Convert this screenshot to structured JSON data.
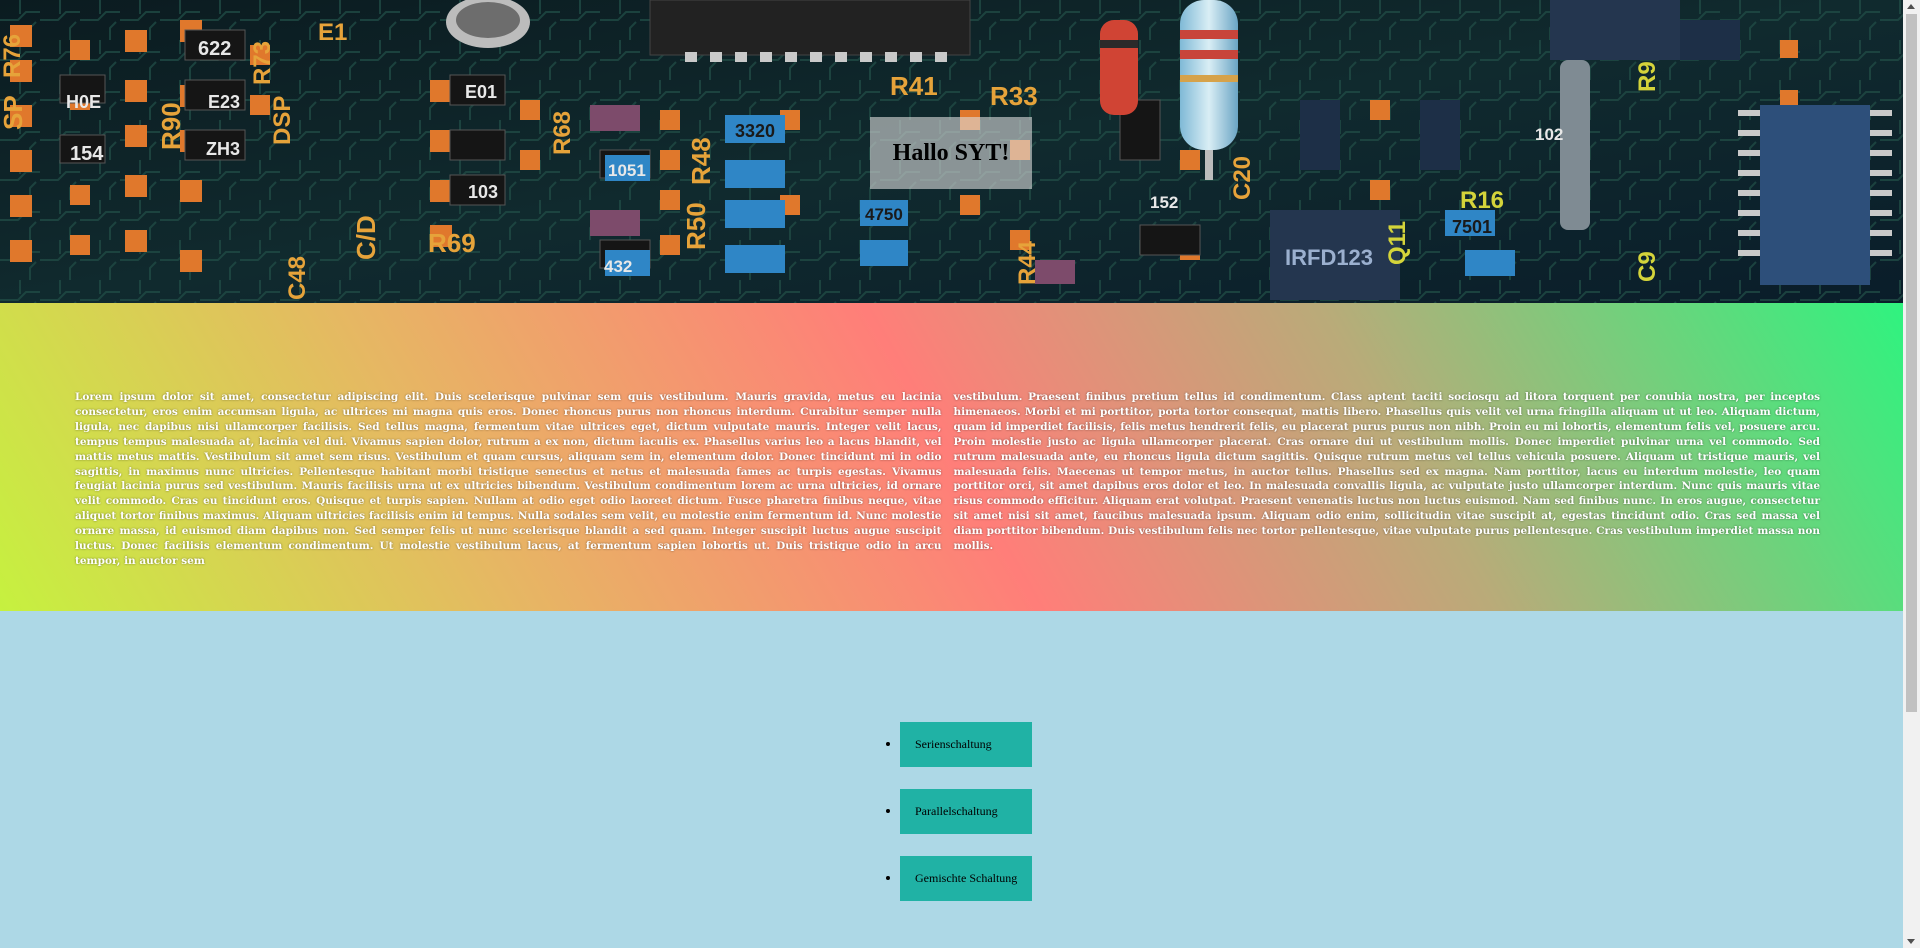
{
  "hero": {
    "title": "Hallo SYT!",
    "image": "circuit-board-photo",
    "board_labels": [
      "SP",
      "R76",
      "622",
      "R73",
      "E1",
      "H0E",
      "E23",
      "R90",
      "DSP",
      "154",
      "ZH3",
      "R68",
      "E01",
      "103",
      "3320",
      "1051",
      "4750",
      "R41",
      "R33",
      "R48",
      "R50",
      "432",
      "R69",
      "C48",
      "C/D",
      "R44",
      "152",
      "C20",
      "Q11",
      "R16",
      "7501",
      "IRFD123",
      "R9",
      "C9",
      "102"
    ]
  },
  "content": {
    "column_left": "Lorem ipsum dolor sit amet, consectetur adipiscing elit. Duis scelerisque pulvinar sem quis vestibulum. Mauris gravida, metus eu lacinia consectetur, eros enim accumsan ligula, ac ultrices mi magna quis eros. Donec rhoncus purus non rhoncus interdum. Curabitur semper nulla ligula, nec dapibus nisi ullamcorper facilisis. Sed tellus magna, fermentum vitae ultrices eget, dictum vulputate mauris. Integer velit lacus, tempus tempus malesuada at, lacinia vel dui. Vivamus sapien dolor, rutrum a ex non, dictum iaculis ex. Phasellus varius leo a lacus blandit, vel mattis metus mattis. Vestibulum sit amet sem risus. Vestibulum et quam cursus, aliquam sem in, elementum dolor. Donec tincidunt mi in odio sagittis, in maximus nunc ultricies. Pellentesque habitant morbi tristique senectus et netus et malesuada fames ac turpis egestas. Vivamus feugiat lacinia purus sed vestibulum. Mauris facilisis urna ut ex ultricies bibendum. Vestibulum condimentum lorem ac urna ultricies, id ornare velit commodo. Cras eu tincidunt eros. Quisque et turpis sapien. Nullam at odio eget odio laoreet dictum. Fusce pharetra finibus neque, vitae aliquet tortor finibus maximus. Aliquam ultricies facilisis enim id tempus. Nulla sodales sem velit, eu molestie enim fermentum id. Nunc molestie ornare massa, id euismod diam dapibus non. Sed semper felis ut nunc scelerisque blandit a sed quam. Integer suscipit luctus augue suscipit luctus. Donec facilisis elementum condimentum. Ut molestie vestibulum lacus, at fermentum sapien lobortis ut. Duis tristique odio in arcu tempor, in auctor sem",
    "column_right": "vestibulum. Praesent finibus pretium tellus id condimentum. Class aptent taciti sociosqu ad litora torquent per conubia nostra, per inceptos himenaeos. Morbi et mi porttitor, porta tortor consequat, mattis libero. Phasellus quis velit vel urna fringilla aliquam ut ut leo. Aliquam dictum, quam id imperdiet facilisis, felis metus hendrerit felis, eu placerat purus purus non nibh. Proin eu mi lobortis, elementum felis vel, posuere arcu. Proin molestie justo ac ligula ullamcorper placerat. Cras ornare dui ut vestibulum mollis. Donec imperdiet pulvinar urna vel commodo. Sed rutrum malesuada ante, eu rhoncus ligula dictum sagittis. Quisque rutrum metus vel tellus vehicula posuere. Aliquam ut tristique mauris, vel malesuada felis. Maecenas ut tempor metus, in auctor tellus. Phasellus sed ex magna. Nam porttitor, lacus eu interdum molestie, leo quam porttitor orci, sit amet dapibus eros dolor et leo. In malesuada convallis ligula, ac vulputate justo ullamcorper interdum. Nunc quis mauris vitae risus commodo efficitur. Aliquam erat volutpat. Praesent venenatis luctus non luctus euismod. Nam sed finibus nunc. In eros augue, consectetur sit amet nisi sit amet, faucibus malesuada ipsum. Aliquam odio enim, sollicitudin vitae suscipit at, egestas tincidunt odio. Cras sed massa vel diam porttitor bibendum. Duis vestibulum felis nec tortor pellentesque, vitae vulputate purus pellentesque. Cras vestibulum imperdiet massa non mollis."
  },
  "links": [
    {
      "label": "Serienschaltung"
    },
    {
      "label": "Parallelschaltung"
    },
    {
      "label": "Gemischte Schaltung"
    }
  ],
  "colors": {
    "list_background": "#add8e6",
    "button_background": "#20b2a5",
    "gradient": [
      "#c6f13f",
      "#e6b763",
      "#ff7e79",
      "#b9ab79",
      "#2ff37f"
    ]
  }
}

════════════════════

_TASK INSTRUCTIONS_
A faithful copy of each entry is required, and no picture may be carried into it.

_ANSWER_
Convert this screenshot to structured JSON data.
{
  "hero": {
    "title": "Hallo SYT!",
    "image": "circuit-board-photo",
    "board_labels": [
      "SP",
      "R76",
      "622",
      "R73",
      "E1",
      "H0E",
      "E23",
      "R90",
      "DSP",
      "154",
      "ZH3",
      "R68",
      "E01",
      "103",
      "3320",
      "1051",
      "4750",
      "R41",
      "R33",
      "R48",
      "R50",
      "432",
      "R69",
      "C48",
      "C/D",
      "R44",
      "152",
      "C20",
      "Q11",
      "R16",
      "7501",
      "IRFD123",
      "R9",
      "C9",
      "102"
    ]
  },
  "content": {
    "column_left": "Lorem ipsum dolor sit amet, consectetur adipiscing elit. Duis scelerisque pulvinar sem quis vestibulum. Mauris gravida, metus eu lacinia consectetur, eros enim accumsan ligula, ac ultrices mi magna quis eros. Donec rhoncus purus non rhoncus interdum. Curabitur semper nulla ligula, nec dapibus nisi ullamcorper facilisis. Sed tellus magna, fermentum vitae ultrices eget, dictum vulputate mauris. Integer velit lacus, tempus tempus malesuada at, lacinia vel dui. Vivamus sapien dolor, rutrum a ex non, dictum iaculis ex. Phasellus varius leo a lacus blandit, vel mattis metus mattis. Vestibulum sit amet sem risus. Vestibulum et quam cursus, aliquam sem in, elementum dolor. Donec tincidunt mi in odio sagittis, in maximus nunc ultricies. Pellentesque habitant morbi tristique senectus et netus et malesuada fames ac turpis egestas. Vivamus feugiat lacinia purus sed vestibulum. Mauris facilisis urna ut ex ultricies bibendum. Vestibulum condimentum lorem ac urna ultricies, id ornare velit commodo. Cras eu tincidunt eros. Quisque et turpis sapien. Nullam at odio eget odio laoreet dictum. Fusce pharetra finibus neque, vitae aliquet tortor finibus maximus. Aliquam ultricies facilisis enim id tempus. Nulla sodales sem velit, eu molestie enim fermentum id. Nunc molestie ornare massa, id euismod diam dapibus non. Sed semper felis ut nunc scelerisque blandit a sed quam. Integer suscipit luctus augue suscipit luctus. Donec facilisis elementum condimentum. Ut molestie vestibulum lacus, at fermentum sapien lobortis ut. Duis tristique odio in arcu tempor, in auctor sem",
    "column_right": "vestibulum. Praesent finibus pretium tellus id condimentum. Class aptent taciti sociosqu ad litora torquent per conubia nostra, per inceptos himenaeos. Morbi et mi porttitor, porta tortor consequat, mattis libero. Phasellus quis velit vel urna fringilla aliquam ut ut leo. Aliquam dictum, quam id imperdiet facilisis, felis metus hendrerit felis, eu placerat purus purus non nibh. Proin eu mi lobortis, elementum felis vel, posuere arcu. Proin molestie justo ac ligula ullamcorper placerat. Cras ornare dui ut vestibulum mollis. Donec imperdiet pulvinar urna vel commodo. Sed rutrum malesuada ante, eu rhoncus ligula dictum sagittis. Quisque rutrum metus vel tellus vehicula posuere. Aliquam ut tristique mauris, vel malesuada felis. Maecenas ut tempor metus, in auctor tellus. Phasellus sed ex magna. Nam porttitor, lacus eu interdum molestie, leo quam porttitor orci, sit amet dapibus eros dolor et leo. In malesuada convallis ligula, ac vulputate justo ullamcorper interdum. Nunc quis mauris vitae risus commodo efficitur. Aliquam erat volutpat. Praesent venenatis luctus non luctus euismod. Nam sed finibus nunc. In eros augue, consectetur sit amet nisi sit amet, faucibus malesuada ipsum. Aliquam odio enim, sollicitudin vitae suscipit at, egestas tincidunt odio. Cras sed massa vel diam porttitor bibendum. Duis vestibulum felis nec tortor pellentesque, vitae vulputate purus pellentesque. Cras vestibulum imperdiet massa non mollis."
  },
  "links": [
    {
      "label": "Serienschaltung"
    },
    {
      "label": "Parallelschaltung"
    },
    {
      "label": "Gemischte Schaltung"
    }
  ],
  "colors": {
    "list_background": "#add8e6",
    "button_background": "#20b2a5",
    "gradient": [
      "#c6f13f",
      "#e6b763",
      "#ff7e79",
      "#b9ab79",
      "#2ff37f"
    ]
  }
}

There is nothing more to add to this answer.